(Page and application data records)

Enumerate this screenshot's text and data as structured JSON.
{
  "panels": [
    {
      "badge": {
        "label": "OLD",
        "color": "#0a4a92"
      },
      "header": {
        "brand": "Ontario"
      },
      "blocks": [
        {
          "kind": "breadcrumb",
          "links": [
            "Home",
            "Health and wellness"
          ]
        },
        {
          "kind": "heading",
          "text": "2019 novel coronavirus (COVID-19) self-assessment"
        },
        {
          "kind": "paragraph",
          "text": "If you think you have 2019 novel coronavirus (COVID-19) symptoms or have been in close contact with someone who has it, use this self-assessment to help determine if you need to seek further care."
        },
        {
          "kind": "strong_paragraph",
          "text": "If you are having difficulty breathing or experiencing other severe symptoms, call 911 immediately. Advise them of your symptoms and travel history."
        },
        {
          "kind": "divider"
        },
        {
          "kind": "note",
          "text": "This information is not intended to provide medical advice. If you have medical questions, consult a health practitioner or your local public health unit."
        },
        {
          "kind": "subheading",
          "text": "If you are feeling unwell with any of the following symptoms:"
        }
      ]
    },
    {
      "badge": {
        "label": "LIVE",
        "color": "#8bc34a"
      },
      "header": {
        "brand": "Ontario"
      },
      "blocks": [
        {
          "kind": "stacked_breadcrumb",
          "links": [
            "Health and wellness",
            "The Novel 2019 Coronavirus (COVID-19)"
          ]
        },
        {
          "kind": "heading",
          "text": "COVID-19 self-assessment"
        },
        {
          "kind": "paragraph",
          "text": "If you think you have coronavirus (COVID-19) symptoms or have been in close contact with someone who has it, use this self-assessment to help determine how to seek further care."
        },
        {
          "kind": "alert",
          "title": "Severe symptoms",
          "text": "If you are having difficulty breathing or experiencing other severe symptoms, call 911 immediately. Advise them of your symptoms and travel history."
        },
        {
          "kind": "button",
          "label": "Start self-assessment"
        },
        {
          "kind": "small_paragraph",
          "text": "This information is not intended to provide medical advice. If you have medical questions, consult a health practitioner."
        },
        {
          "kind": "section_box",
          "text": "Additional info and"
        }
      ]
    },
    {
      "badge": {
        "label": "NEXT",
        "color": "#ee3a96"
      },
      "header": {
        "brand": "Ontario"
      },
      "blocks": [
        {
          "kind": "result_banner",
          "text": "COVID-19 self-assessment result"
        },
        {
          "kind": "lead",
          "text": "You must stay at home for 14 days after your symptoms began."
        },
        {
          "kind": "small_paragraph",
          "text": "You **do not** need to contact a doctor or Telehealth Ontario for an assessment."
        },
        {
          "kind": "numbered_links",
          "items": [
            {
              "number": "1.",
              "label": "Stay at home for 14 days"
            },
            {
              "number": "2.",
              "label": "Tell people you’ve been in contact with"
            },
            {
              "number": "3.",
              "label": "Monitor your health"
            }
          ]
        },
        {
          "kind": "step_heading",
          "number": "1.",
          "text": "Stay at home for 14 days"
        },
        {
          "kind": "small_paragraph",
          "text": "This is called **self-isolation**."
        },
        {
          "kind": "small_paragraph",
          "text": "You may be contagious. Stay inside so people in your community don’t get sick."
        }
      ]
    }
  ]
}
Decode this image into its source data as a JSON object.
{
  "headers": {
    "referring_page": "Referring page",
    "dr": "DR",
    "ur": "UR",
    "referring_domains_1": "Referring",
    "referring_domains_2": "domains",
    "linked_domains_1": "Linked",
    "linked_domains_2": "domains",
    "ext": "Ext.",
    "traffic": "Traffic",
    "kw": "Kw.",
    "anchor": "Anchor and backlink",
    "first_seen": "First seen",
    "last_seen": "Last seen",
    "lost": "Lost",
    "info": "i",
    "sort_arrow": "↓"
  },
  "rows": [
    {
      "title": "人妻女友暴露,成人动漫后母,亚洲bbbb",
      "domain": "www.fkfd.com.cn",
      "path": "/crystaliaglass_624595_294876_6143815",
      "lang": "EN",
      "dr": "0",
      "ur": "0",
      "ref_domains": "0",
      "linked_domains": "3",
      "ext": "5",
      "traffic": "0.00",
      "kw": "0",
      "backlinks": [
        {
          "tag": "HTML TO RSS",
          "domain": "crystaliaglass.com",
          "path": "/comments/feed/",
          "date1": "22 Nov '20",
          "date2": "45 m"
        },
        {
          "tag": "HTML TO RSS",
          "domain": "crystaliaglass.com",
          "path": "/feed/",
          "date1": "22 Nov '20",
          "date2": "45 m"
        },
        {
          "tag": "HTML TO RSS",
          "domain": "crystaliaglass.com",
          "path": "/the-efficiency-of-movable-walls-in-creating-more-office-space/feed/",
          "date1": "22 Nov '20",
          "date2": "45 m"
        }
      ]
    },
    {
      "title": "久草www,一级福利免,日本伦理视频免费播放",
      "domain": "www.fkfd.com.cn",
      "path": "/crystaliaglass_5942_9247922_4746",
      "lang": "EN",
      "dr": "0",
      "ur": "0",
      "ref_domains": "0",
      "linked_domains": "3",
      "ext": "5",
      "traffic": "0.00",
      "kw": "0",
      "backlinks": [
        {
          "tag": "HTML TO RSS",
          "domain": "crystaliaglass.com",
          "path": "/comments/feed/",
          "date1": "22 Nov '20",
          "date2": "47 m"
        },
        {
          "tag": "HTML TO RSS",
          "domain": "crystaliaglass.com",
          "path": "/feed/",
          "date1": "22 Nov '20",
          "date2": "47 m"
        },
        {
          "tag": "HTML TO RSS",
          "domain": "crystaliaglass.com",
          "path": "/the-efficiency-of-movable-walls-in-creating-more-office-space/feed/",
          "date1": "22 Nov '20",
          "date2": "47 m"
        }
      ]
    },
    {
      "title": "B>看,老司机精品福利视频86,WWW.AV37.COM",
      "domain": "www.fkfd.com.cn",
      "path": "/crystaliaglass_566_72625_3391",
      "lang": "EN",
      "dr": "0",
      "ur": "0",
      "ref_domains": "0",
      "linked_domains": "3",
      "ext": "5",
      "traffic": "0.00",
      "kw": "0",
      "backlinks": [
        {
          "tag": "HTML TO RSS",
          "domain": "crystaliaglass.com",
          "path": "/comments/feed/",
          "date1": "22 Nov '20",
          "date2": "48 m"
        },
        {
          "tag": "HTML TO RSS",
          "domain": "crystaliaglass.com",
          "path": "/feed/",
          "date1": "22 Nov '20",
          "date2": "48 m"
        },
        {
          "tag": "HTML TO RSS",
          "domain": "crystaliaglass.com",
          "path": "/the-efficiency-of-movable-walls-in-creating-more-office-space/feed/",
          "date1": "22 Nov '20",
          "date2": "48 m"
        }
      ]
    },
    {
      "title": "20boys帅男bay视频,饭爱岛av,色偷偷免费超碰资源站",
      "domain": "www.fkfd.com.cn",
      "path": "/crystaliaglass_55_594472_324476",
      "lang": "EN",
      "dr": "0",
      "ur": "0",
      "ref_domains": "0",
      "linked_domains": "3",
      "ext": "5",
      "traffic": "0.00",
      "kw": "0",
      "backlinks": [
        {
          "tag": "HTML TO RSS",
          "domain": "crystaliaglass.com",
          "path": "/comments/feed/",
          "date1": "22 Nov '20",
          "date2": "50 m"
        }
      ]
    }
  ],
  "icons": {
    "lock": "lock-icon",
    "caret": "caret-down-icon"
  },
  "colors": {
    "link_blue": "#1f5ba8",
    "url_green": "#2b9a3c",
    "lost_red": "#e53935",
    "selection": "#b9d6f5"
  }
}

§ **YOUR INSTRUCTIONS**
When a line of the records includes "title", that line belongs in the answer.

§ **TASK SOLUTION**
          "title": "Severe symptoms",
      "title": "人妻女友暴露,成人动漫后母,亚洲bbbb",
      "title": "久草www,一级福利免,日本伦理视频免费播放",
      "title": "B>看,老司机精品福利视频86,WWW.AV37.COM",
      "title": "20boys帅男bay视频,饭爱岛av,色偷偷免费超碰资源站",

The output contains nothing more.